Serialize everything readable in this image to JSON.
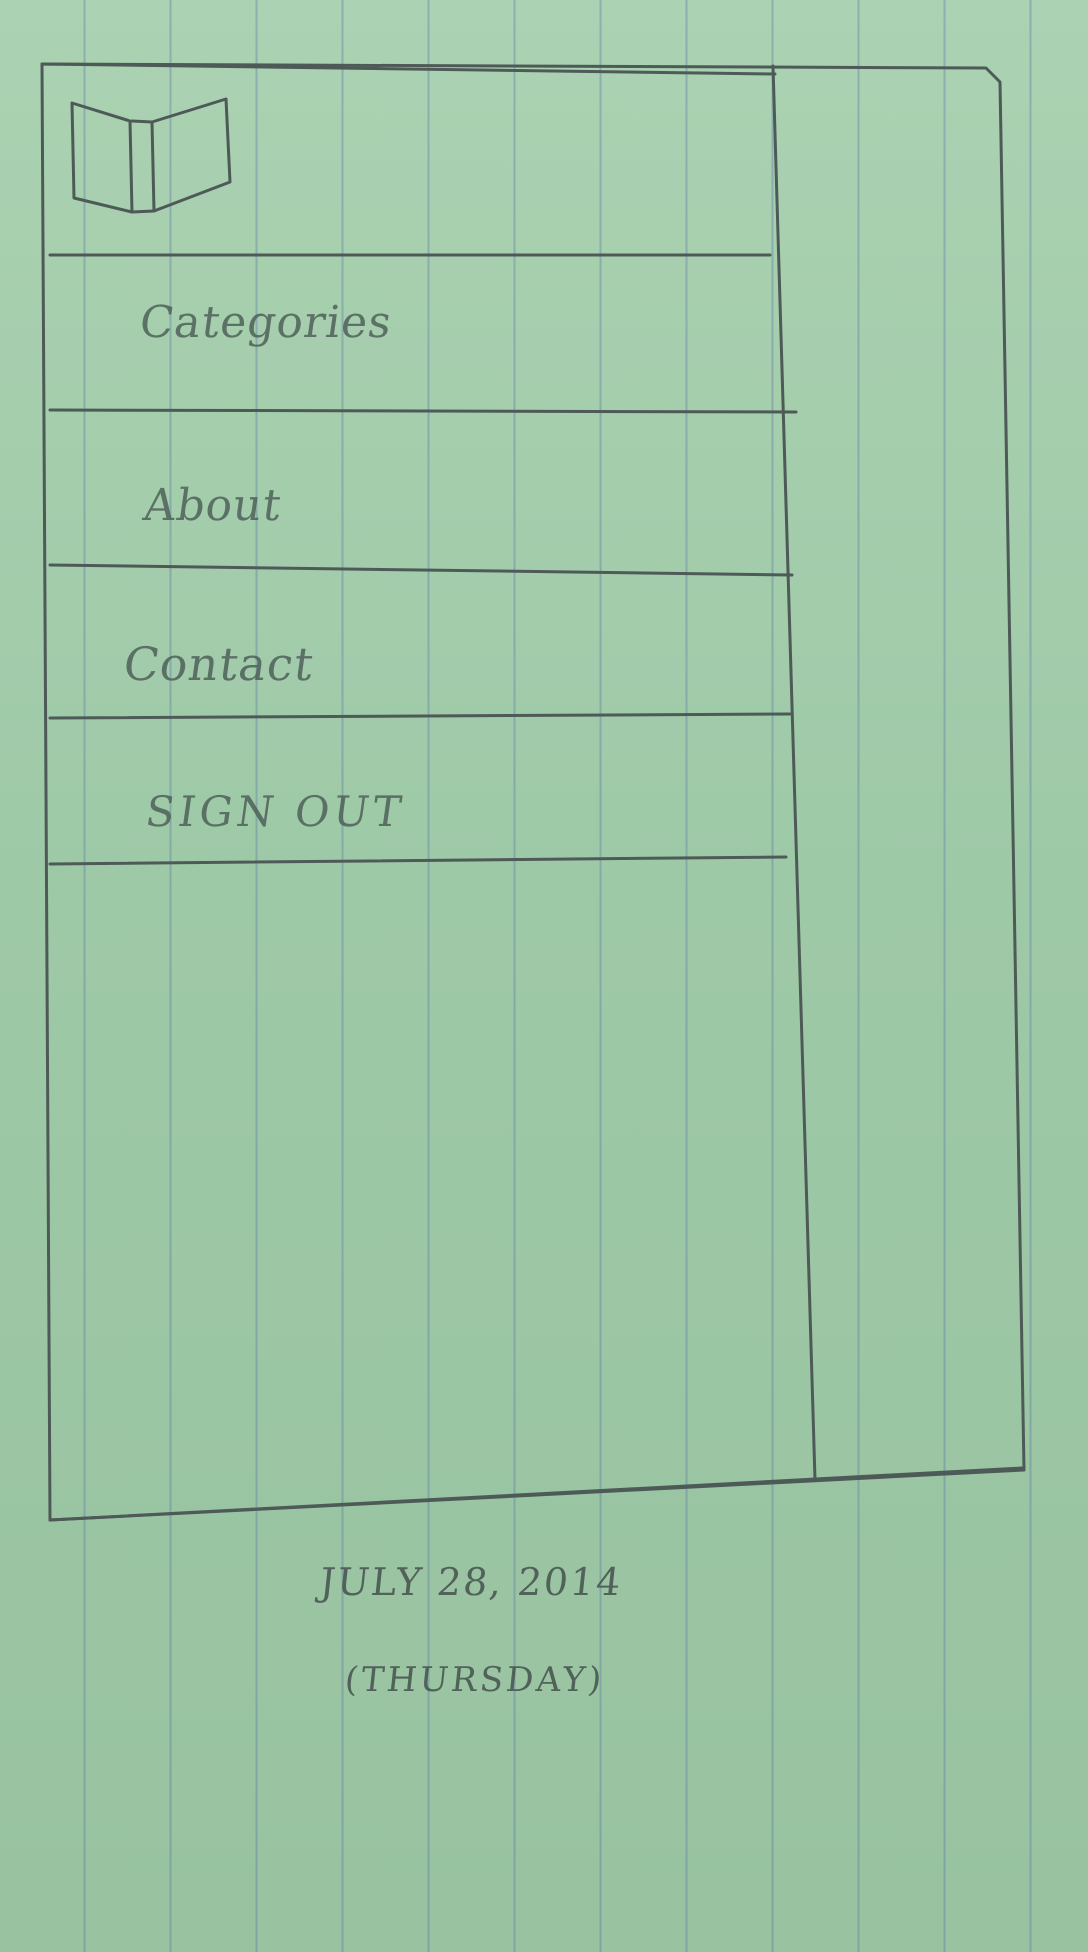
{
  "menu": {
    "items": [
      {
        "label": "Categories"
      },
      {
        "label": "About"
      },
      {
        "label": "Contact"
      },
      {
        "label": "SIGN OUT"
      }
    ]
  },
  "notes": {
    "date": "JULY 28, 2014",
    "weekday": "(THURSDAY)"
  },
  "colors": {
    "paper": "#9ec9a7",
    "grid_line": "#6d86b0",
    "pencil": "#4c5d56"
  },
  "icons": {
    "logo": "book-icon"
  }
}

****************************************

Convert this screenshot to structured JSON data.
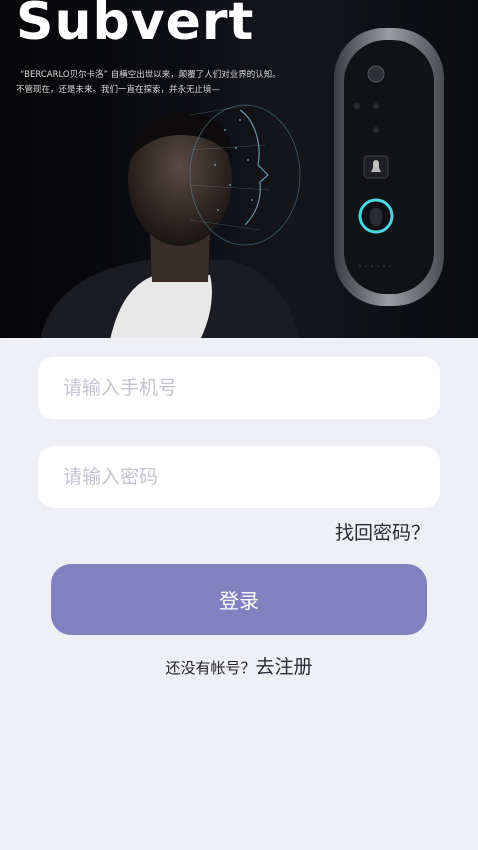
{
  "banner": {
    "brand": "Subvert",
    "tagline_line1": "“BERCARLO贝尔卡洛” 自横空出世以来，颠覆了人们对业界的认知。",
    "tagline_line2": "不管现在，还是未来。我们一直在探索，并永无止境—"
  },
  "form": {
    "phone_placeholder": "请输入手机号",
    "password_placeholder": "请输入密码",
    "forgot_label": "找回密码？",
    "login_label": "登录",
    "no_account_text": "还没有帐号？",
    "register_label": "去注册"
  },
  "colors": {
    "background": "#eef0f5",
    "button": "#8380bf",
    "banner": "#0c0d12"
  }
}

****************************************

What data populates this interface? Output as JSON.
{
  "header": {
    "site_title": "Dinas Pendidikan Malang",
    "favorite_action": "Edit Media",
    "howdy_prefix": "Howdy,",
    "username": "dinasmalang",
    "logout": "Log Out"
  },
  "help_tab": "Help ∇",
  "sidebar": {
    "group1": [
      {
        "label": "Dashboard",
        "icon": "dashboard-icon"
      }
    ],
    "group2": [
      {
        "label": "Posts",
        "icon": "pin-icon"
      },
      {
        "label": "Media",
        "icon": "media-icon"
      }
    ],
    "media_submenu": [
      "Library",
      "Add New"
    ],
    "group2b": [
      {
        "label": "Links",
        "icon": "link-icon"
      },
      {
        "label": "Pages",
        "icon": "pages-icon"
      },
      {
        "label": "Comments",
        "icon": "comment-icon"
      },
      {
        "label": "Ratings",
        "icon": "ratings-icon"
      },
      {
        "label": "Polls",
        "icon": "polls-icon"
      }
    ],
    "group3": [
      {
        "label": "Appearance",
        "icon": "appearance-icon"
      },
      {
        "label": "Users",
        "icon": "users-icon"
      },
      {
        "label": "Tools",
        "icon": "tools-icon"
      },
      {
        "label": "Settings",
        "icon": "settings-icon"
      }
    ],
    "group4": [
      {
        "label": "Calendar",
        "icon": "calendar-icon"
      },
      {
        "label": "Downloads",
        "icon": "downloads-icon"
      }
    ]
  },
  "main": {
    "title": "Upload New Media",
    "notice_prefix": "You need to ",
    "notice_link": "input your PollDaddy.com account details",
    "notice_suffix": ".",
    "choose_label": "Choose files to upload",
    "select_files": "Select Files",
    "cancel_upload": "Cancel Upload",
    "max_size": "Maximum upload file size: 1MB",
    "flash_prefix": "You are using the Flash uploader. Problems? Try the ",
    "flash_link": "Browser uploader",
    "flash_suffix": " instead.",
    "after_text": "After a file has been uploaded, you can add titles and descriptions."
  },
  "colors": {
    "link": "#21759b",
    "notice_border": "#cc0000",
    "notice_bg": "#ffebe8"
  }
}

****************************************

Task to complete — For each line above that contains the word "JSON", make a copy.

Response area —
Serialize everything readable in this image to JSON.
Convert this screenshot to structured JSON data.
What data populates this interface? Output as JSON.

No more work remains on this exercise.